If there’s one thing that we’ve got plenty of here in the UK, it’s stunning coastline. From pristine beaches to wild and rugged clifftops; from quaint fishing villages to bustling seaside resorts. There is much to see along our coastline and walking pace is the perfect speed to see it at. If wandering along the British coastline sounds like just the kind of way you’d like to spend your summer this year, then here are 5 of the best coastal walks in England to get you started.
The Jurassic Coast
Perhaps the most well-known coastal path in the UK is the 630-mile South West Coast Path. It runs from Poole in Dorset to Minehead in Somerset, taking in all of the Devon and Cornwall coastlines along the way. You can tackle this in one go if you’ve got plenty of stamina and about six weeks spare, or you can break it up into smaller chunks and walk for just a few hours or maybe even a weekend. As an introduction to the SW Coast Path, the Jurassic Coast of Dorset is perfect. Due to its geological importance, this stretch of coastline is classed as a World Heritage Site and it has certain protections against overdevelopment. This means walkers are treated to unspoilt scenery and mile after mile of stunning walking paths along the clifftops.
The most well-known part of this coastline is Durdle Door – a natural limestone archway that reaches out into the sea. It’s an iconic landmark and it’s not to be missed as you walk along the Jurassic Coast. From here, the coastal path heads towards the picturesque Lulworth Cove, passing the Lulworth Crumple where you can see exactly why this is such an important place for geologists. The crumple contains layers and layers of rock, each with its own history and story.
The popular tourist village of Lulworth is a perfect place to stop for a rest and an ice cream before continuing along the coastal path; how far you go is completely up to you, but with views this incredible you’ll find it hard to stop.

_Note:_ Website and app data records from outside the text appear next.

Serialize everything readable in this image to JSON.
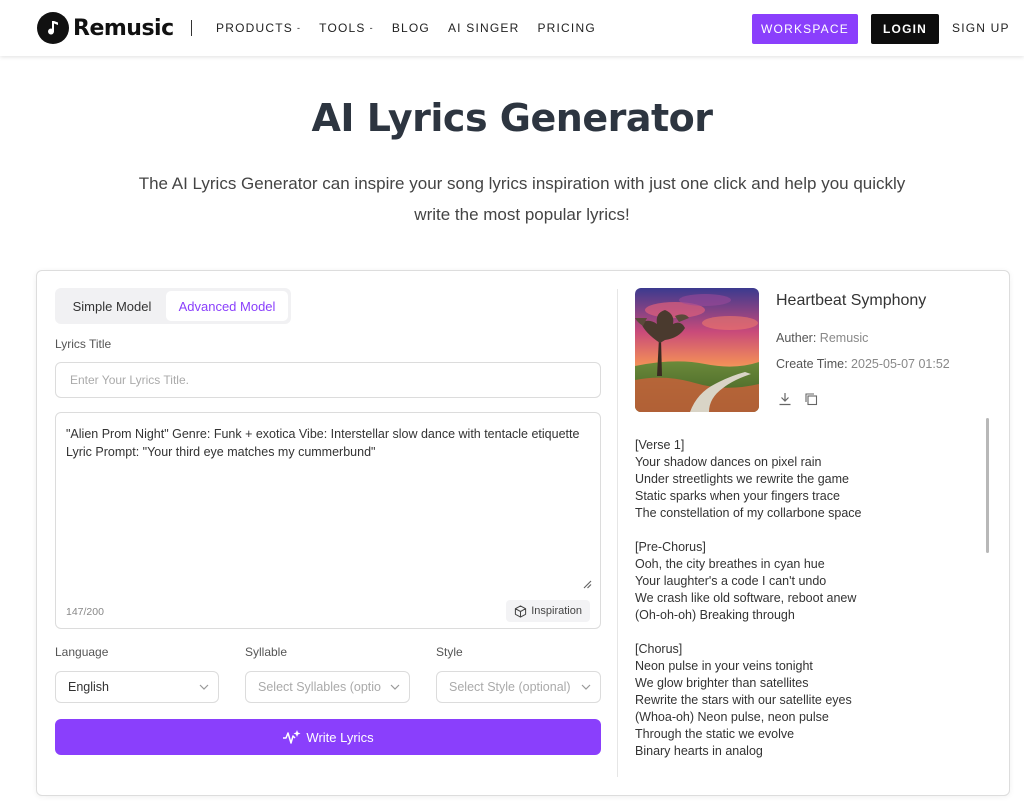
{
  "brand": {
    "name": "Remusic"
  },
  "nav": {
    "items": [
      {
        "label": "PRODUCTS",
        "caret": "-"
      },
      {
        "label": "TOOLS",
        "caret": "-"
      },
      {
        "label": "BLOG"
      },
      {
        "label": "AI SINGER"
      },
      {
        "label": "PRICING"
      }
    ],
    "workspace": "WORKSPACE",
    "login": "LOGIN",
    "signup": "SIGN UP"
  },
  "hero": {
    "title": "AI Lyrics Generator",
    "subtitle": "The AI Lyrics Generator can inspire your song lyrics inspiration with just one click and help you quickly write the most popular lyrics!"
  },
  "form": {
    "tabs": {
      "simple": "Simple Model",
      "advanced": "Advanced Model",
      "active": "advanced"
    },
    "title_label": "Lyrics Title",
    "title_placeholder": "Enter Your Lyrics Title.",
    "prompt_text": "\"Alien Prom Night\" Genre: Funk + exotica Vibe: Interstellar slow dance with tentacle etiquette Lyric Prompt: \"Your third eye matches my cummerbund\"",
    "counter": "147/200",
    "inspiration": "Inspiration",
    "language_label": "Language",
    "language_value": "English",
    "syllable_label": "Syllable",
    "syllable_placeholder": "Select Syllables (optio",
    "style_label": "Style",
    "style_placeholder": "Select Style (optional)",
    "write_button": "Write Lyrics"
  },
  "result": {
    "song_title": "Heartbeat Symphony",
    "author_label": "Auther:",
    "author": "Remusic",
    "time_label": "Create Time:",
    "time": "2025-05-07 01:52",
    "lyrics": [
      "[Verse 1]",
      "Your shadow dances on pixel rain",
      "Under streetlights we rewrite the game",
      "Static sparks when your fingers trace",
      "The constellation of my collarbone space",
      "",
      "[Pre-Chorus]",
      "Ooh, the city breathes in cyan hue",
      "Your laughter's a code I can't undo",
      "We crash like old software, reboot anew",
      "(Oh-oh-oh) Breaking through",
      "",
      "[Chorus]",
      "Neon pulse in your veins tonight",
      "We glow brighter than satellites",
      "Rewrite the stars with our satellite eyes",
      "(Whoa-oh) Neon pulse, neon pulse",
      "Through the static we evolve",
      "Binary hearts in analog"
    ]
  },
  "colors": {
    "accent": "#8a3ffc",
    "login_bg": "#0d0d0d"
  }
}
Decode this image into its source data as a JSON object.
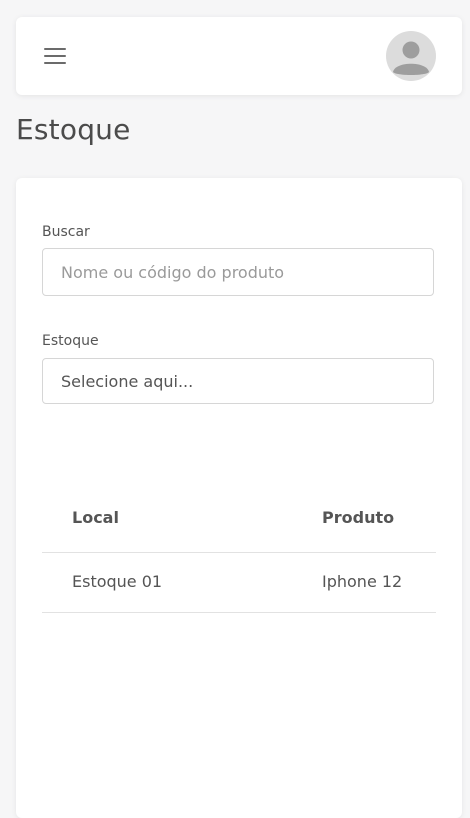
{
  "header": {
    "menu_icon": "hamburger-menu-icon",
    "avatar_icon": "user-avatar-icon"
  },
  "page": {
    "title": "Estoque"
  },
  "filters": {
    "search": {
      "label": "Buscar",
      "placeholder": "Nome ou código do produto",
      "value": ""
    },
    "stock": {
      "label": "Estoque",
      "selected": "Selecione aqui..."
    }
  },
  "table": {
    "columns": [
      "Local",
      "Produto"
    ],
    "rows": [
      [
        "Estoque 01",
        "Iphone 12"
      ]
    ]
  },
  "colors": {
    "background": "#f6f6f7",
    "surface": "#ffffff",
    "text": "#555555",
    "border": "#d6d6d6",
    "avatar_bg": "#dcdcdc",
    "avatar_fg": "#9e9e9e"
  }
}
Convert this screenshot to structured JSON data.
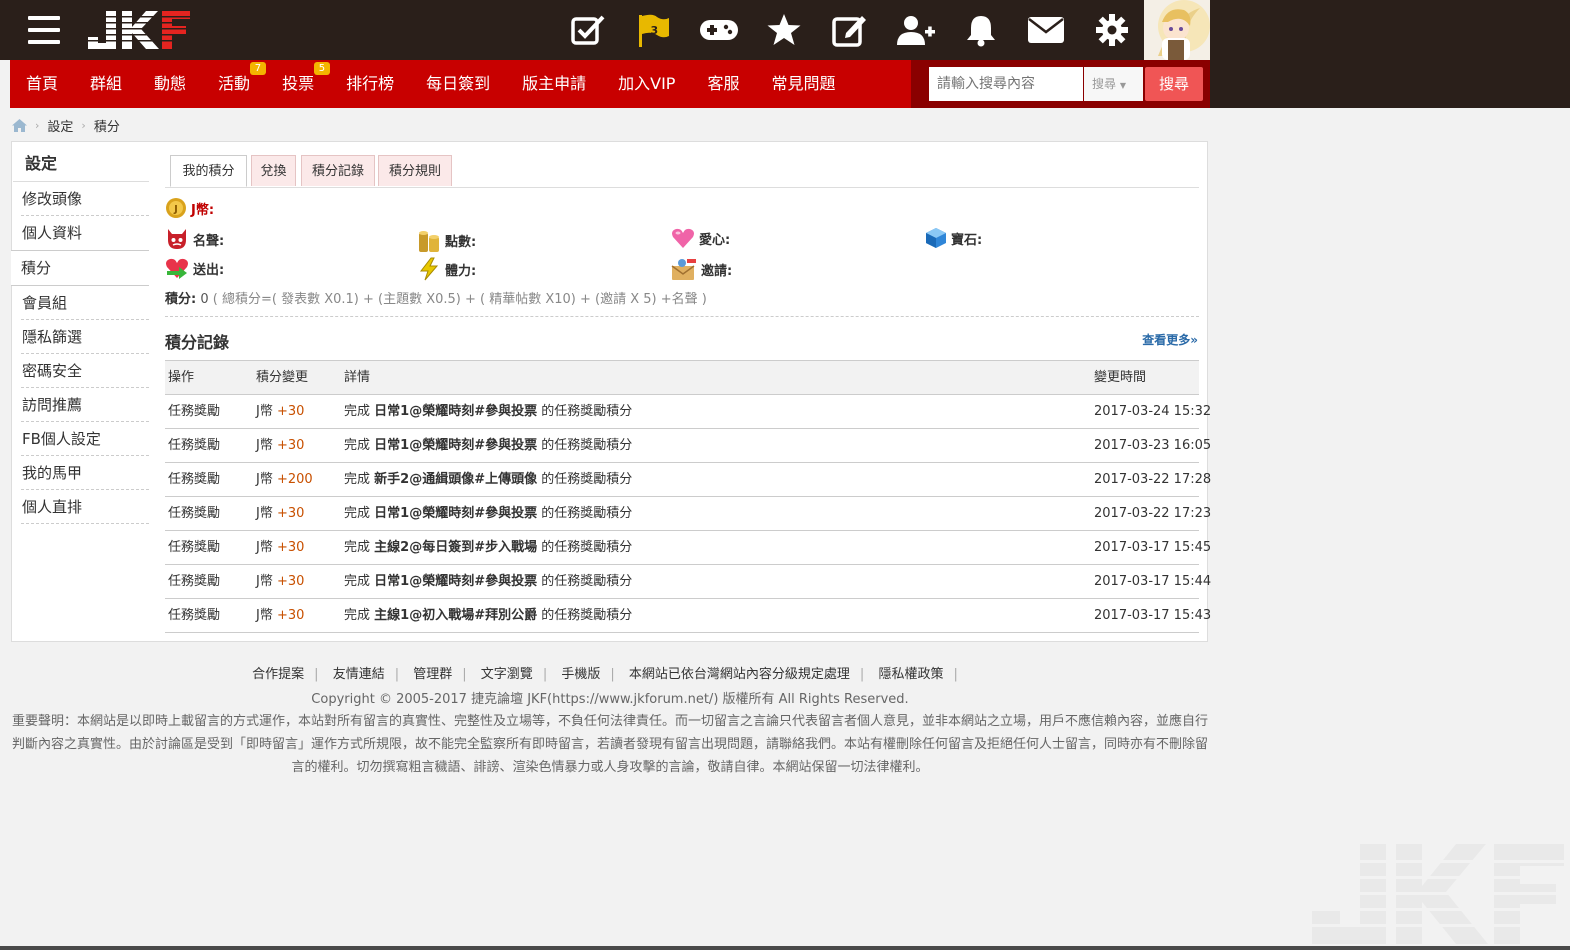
{
  "brand": {
    "logo_text": "JKF"
  },
  "header": {
    "flag_count": "3",
    "icons": [
      "checkbox-icon",
      "flag-icon",
      "gamepad-icon",
      "star-icon",
      "edit-icon",
      "add-friend-icon",
      "bell-icon",
      "mail-icon",
      "gear-icon"
    ]
  },
  "nav": {
    "items": [
      {
        "label": "首頁"
      },
      {
        "label": "群組"
      },
      {
        "label": "動態"
      },
      {
        "label": "活動",
        "badge": "7"
      },
      {
        "label": "投票",
        "badge": "5"
      },
      {
        "label": "排行榜"
      },
      {
        "label": "每日簽到"
      },
      {
        "label": "版主申請"
      },
      {
        "label": "加入VIP"
      },
      {
        "label": "客服"
      },
      {
        "label": "常見問題"
      }
    ],
    "search_placeholder": "請輸入搜尋內容",
    "search_select": "搜尋",
    "search_button": "搜尋"
  },
  "breadcrumb": {
    "items": [
      "設定",
      "積分"
    ]
  },
  "sidebar": {
    "title": "設定",
    "items": [
      "修改頭像",
      "個人資料",
      "積分",
      "會員組",
      "隱私篩選",
      "密碼安全",
      "訪問推薦",
      "FB個人設定",
      "我的馬甲",
      "個人直排"
    ],
    "active": "積分"
  },
  "tabs": [
    "我的積分",
    "兌換",
    "積分記錄",
    "積分規則"
  ],
  "credits": {
    "jcoin": "J幣:",
    "reputation": "名聲:",
    "points": "點數:",
    "love": "愛心:",
    "gem": "寶石:",
    "sent": "送出:",
    "stamina": "體力:",
    "invite": "邀請:"
  },
  "summary": {
    "label": "積分:",
    "value": "0",
    "formula": "( 總積分=( 發表數 X0.1) + (主題數 X0.5) + ( 精華帖數 X10) + (邀請 X 5) +名聲 )"
  },
  "records": {
    "title": "積分記錄",
    "more": "查看更多»",
    "headers": [
      "操作",
      "積分變更",
      "詳情",
      "變更時間"
    ],
    "rows": [
      {
        "action": "任務獎勵",
        "currency": "J幣",
        "change": "+30",
        "prefix": "完成",
        "task": "日常1@榮耀時刻#參與投票",
        "suffix": "的任務獎勵積分",
        "time": "2017-03-24 15:32"
      },
      {
        "action": "任務獎勵",
        "currency": "J幣",
        "change": "+30",
        "prefix": "完成",
        "task": "日常1@榮耀時刻#參與投票",
        "suffix": "的任務獎勵積分",
        "time": "2017-03-23 16:05"
      },
      {
        "action": "任務獎勵",
        "currency": "J幣",
        "change": "+200",
        "prefix": "完成",
        "task": "新手2@通緝頭像#上傳頭像",
        "suffix": "的任務獎勵積分",
        "time": "2017-03-22 17:28"
      },
      {
        "action": "任務獎勵",
        "currency": "J幣",
        "change": "+30",
        "prefix": "完成",
        "task": "日常1@榮耀時刻#參與投票",
        "suffix": "的任務獎勵積分",
        "time": "2017-03-22 17:23"
      },
      {
        "action": "任務獎勵",
        "currency": "J幣",
        "change": "+30",
        "prefix": "完成",
        "task": "主線2@每日簽到#步入戰場",
        "suffix": "的任務獎勵積分",
        "time": "2017-03-17 15:45"
      },
      {
        "action": "任務獎勵",
        "currency": "J幣",
        "change": "+30",
        "prefix": "完成",
        "task": "日常1@榮耀時刻#參與投票",
        "suffix": "的任務獎勵積分",
        "time": "2017-03-17 15:44"
      },
      {
        "action": "任務獎勵",
        "currency": "J幣",
        "change": "+30",
        "prefix": "完成",
        "task": "主線1@初入戰場#拜別公爵",
        "suffix": "的任務獎勵積分",
        "time": "2017-03-17 15:43"
      }
    ]
  },
  "footer": {
    "links": [
      "合作提案",
      "友情連結",
      "管理群",
      "文字瀏覽",
      "手機版",
      "本網站已依台灣網站內容分級規定處理",
      "隱私權政策"
    ],
    "copyright": "Copyright © 2005-2017 捷克論壇 JKF(https://www.jkforum.net/) 版權所有 All Rights Reserved.",
    "disclaimer": "重要聲明：本網站是以即時上載留言的方式運作，本站對所有留言的真實性、完整性及立場等，不負任何法律責任。而一切留言之言論只代表留言者個人意見，並非本網站之立場，用戶不應信賴內容，並應自行判斷內容之真實性。由於討論區是受到「即時留言」運作方式所規限，故不能完全監察所有即時留言，若讀者發現有留言出現問題，請聯絡我們。本站有權刪除任何留言及拒絕任何人士留言，同時亦有不刪除留言的權利。切勿撰寫粗言穢語、誹謗、渲染色情暴力或人身攻擊的言論，敬請自律。本網站保留一切法律權利。"
  },
  "colors": {
    "header_bg": "#2a1f1a",
    "nav_red": "#c80000",
    "nav_dark": "#8a0000",
    "search_btn": "#f05555",
    "points": "#c85000",
    "badge": "#f4b400"
  }
}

Northumberland Coastal Walk
The Northumberland Coast Path runs for 62 miles from Cresswell to Berwick-upon-Tweed, and as you’d expect, it passes through an incredible landscape of vast beaches, high dunes and rugged headland.
Along this stretch of coastline, it’s actually some of the man-made features that steal the show too. Most notably, the imposing Bamburgh Castle. There has been some sort of fort on this site since 420, with the core of the current castle being in place since the Normans rebuilt it in the 11th century. If you like your walks with a bit of added history then the Northumberland Coast is for you.
Another popular place to visit along the Northumberland Coast is Holy Island. You can only access the island at low tide when the causeway is passable. For the rest of the time, this mysterious island is cut off from the rest of the world. The island has a rich history and is home to a small castle and the remnants of a priory. Nowadays it’s home to cafes and B&Bs too, so if you’re planning to walk the whole 62-miles of the Northumberland Coast Path, this could be a great place to spend a night before continuing on your journey.
Seven Sisters Coastal Walk
The Seven Sisters Country Park is a great place for walkers. Set in the South Downs, there are 280 hectares of open grassland and chalk cliffs to explore.
One of the most popular walks here is from Seaford to Eastbourne. This is a full day walk of about 14 miles. The route follows the clifftops and takes in some of the most iconic views along the way, from the famous coastguard cottages to the Beachy Head Lighthouse. One thing is for sure on this walk, you’ll be reaching for your camera every few minutes.
Kynance Cove to Lizard Point
No list of coastal walks in England would be complete without at least one walk in Cornwall. For a short walk that really captures what the Cornish Coastline is about, you can follow the coast path from Kynance Cove to Lizard Point.
On a clear sunny day there are few places in the UK more beautiful than Kynance Cove, and to see a photo of it you might even question whether it’s actually somewhere far more exotic than Cornwall. The bright blue water and pristine sandy beaches give it a definite Mediterranean feel.
This is only a short walk of a couple of miles, but it’s not one to be rushed. At low tide there are caves to be explored, beaches relax on and views to be savoured. If two miles is too short a walk for you there is always the option to keep going in either direction. That’s the beauty of the South West Coast Path.
St Bees to Whitehaven Coastal Walk
Think of Cumbria and you’re likely to think of lakes and mountains before you think of coastline. However, the stretch of coastline between Whitehaven and St Bees should not be overlooked. This is a stunning coastal walk.
From the higher clifftops you can enjoy views over to the Lakeland Fells on one side and out to sea on the other, and down on the beaches there are caves to explore and wildlife to observe.
St Bees is known to many long-distance walkers as the starting point of Wainwright’s Coast-to-Coast Walk, but just a wander along the coast here is a worthy walk by any hiker’s standards.